The past year was full of dramatic changes for Burma, and the year ahead promises to bring more of the same. While no one can truly know what the future holds, The Irrawaddy spoke to a number of prominent social, cultural and political figures in the country about what they expect to see in 2013. Below are some of their observations, which highlight the challenges and opportunities facing Burma in the year just begun.
Wine, director of the well-known short film “Cut that Scene”
I have to admit that I wasn’t able to create a really great movie in 2012, so in 2013, I want to make a movie that’s really out of the ordinary, something that really pushes my abilities to the limit.
It isn’t easy making good movies in Burma. Most filmmakers only spend about a month on each movie, and there are lots of problems, such as the lack of proper contracts. Quality matters less than quantity, at least from a business perspective. Some actors and actresses don’t really respect directors. To make a really decent movie takes at least six months, and we all need to change our habits and work together.
So in the year ahead, I hope everyone in our industry will work with proper discipline and change their mindset to produce movies with real artistic value. I apologize to my fans for not making any high-quality films last year, but promise I will do my best in 2013.
Myint Myint Khin Pe, wife of Free Funeral Service Society (FFSS) founder Kyaw Thu
Nobody know what the year ahead will bring, but we sincerely hope for peace in the country so that the people will not have to suffer. If there are wars and people are in need, we will do all we can to help those who need our support.

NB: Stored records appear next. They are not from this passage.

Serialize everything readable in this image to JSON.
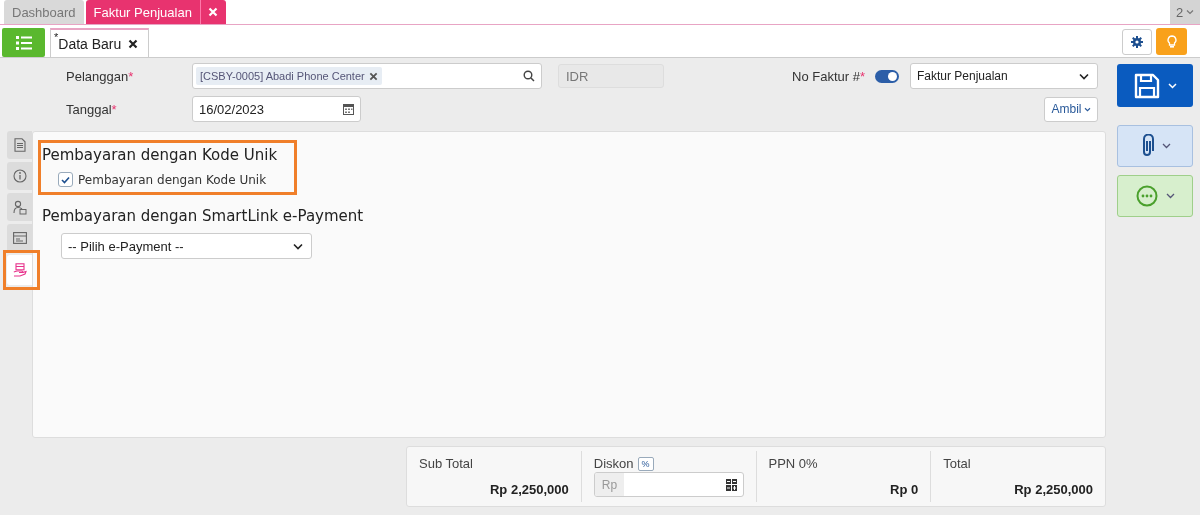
{
  "tabs": [
    {
      "label": "Dashboard",
      "selected": false,
      "closable": false
    },
    {
      "label": "Faktur Penjualan",
      "selected": true,
      "closable": true
    }
  ],
  "tab_counter": "2",
  "doc_tab": {
    "marker": "*",
    "label": "Data Baru"
  },
  "form": {
    "customer": {
      "label": "Pelanggan",
      "required": true,
      "value": "[CSBY-0005] Abadi Phone Center"
    },
    "currency": "IDR",
    "date": {
      "label": "Tanggal",
      "required": true,
      "value": "16/02/2023"
    },
    "invoice_no": {
      "label": "No Faktur #",
      "required": true,
      "on": true,
      "value": "Faktur Penjualan"
    },
    "fetch_button": "Ambil"
  },
  "side_tabs": [
    {
      "kind": "document",
      "selected": false,
      "highlighted": false
    },
    {
      "kind": "info",
      "selected": false,
      "highlighted": false
    },
    {
      "kind": "person",
      "selected": false,
      "highlighted": false
    },
    {
      "kind": "card",
      "selected": false,
      "highlighted": false
    },
    {
      "kind": "payment",
      "selected": true,
      "highlighted": true
    }
  ],
  "sections": [
    {
      "kind": "checkbox",
      "title": "Pembayaran dengan Kode Unik",
      "highlighted": true,
      "label": "Pembayaran dengan Kode Unik",
      "checked": true
    },
    {
      "kind": "select",
      "title": "Pembayaran dengan SmartLink e-Payment",
      "highlighted": false,
      "value": "-- Pilih e-Payment --"
    }
  ],
  "totals": [
    {
      "kind": "amount",
      "label": "Sub Total",
      "value": "Rp 2,250,000"
    },
    {
      "kind": "discount",
      "label": "Diskon",
      "badge": "%",
      "prefix": "Rp"
    },
    {
      "kind": "amount",
      "label": "PPN 0%",
      "value": "Rp 0"
    },
    {
      "kind": "amount",
      "label": "Total",
      "value": "Rp 2,250,000"
    }
  ]
}
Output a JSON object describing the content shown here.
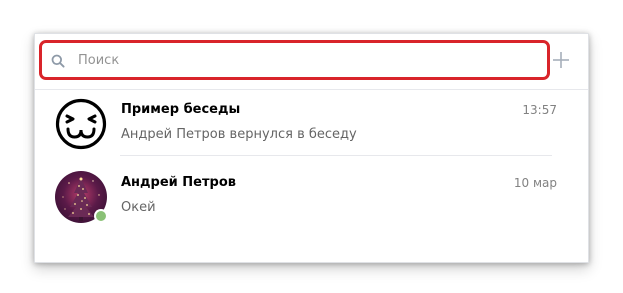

In 2012, we opened a clinic for eye operations and were able to treat those who could not afford to fix their vision. We also managed to extend our support to local civil society organizations in Prome, Pegu and Gyopingauk in Pegu Division and open clinics in those areas. In the future, we are hoping to give financial support to other places in need to establish free funeral services and hope to cooperate with young people and doctors who are interested in volunteering with us.
We all want democracy, but it isn’t something anyone can just give to you. We have to practice it ourselves in every aspect of our lives. For example, we should be disciplined and patient when we are standing in line, and we should not get involved in corruption by giving money under the table to officials when we go to government offices. It’s all about the Buddha’s teachings. The principles of democracy—independence, freedom, human rights and responsibilities—are all present in the teachings of the Buddha. If we all follow and practice what the Buddha taught, we will be able to live peacefully, with democracy and dignity.
Nang Khin Zay Yar, Miss International 2012 People’s Choice Award winner and FFSS volunteer
I will continue doing philanthropic work this year, and work as an artist and tour guide as well. I will spend about two-thirds of my time doing social work. I will also share my experience with new models who will take part in the Miss Myanmar International contest next month. I just want to tell young that success is there for those who try their best.
Kyaw Yin Myint, writer and member of the Myanmar Journalists Association
We can say that we’ve gained a little press freedom in 2012, but not much. The government’s decision to allow the publication of privately owned dailies is another step towards press freedom. I hope that we can work more freely in 2013 and produce and read valuable news. If we have press freedom, we will be able to produce accurate news without concealing the truth. To all journalists and press people, I want to say this: be careful, and don’t misuse the opportunities afforded by press freedom for you own purposes, as that will only give ammunition to critics who say we are not worthy of this freedom.
Soe Tun, member of the 88 Generation Students group
We continue to hope things will change for the better in our country, but so far we have been disappointed. For example, there is still the problems of farmers having their land confiscated and workers having to fight for their basic rights. This is all because of the regime’s lack of transparency. The best example of this is the Letpadaung copper mine case. To achieve real political change, transparency is very important. We are ready to serve our country and our people by continuing to push for genuine change and real democracy. For me, I would like to focus on the welfare of the farmers. In our country, the majority of ordinary people are farmers, who live in poverty even though they produce rice, the country’s most important commodity. If the farmers suffer, we all suffer.
Phyu Phyu Thin, NLD MP and founder of a clinic for patients with HIV
We would like to cooperate more with every group that is working for those who live with HIV. We are glad to see that many young people are interested in helping these people. We are planning to work countrywide to help the patients. We would like to ask the people of Burma to do more to help these people and want to thank all of the supporters and donors who are helping us. We are currently upgrading the home for the HIV patients in Rangoon, which can accommodate only around 300 patients. After finishing, it will hopefully able to accept 400 people.
D Nyein Lin, leader of the Organizing Committee for the Students’ Union League
I hope that Burma will start moving toward greater equality, justice and respect for human rights. That’s what we, the activists, aim for. I want my country to be peaceful, but our people still face civil war and challenges to the rule of law and human rights. We could reach our goals if all of us, including the government, work together.
I want student unions to be formed in all of Burma’s hundreds of universities in 2013, and for them to interact with international students’ unions. We, the students, are also ready to assume a political role in the country.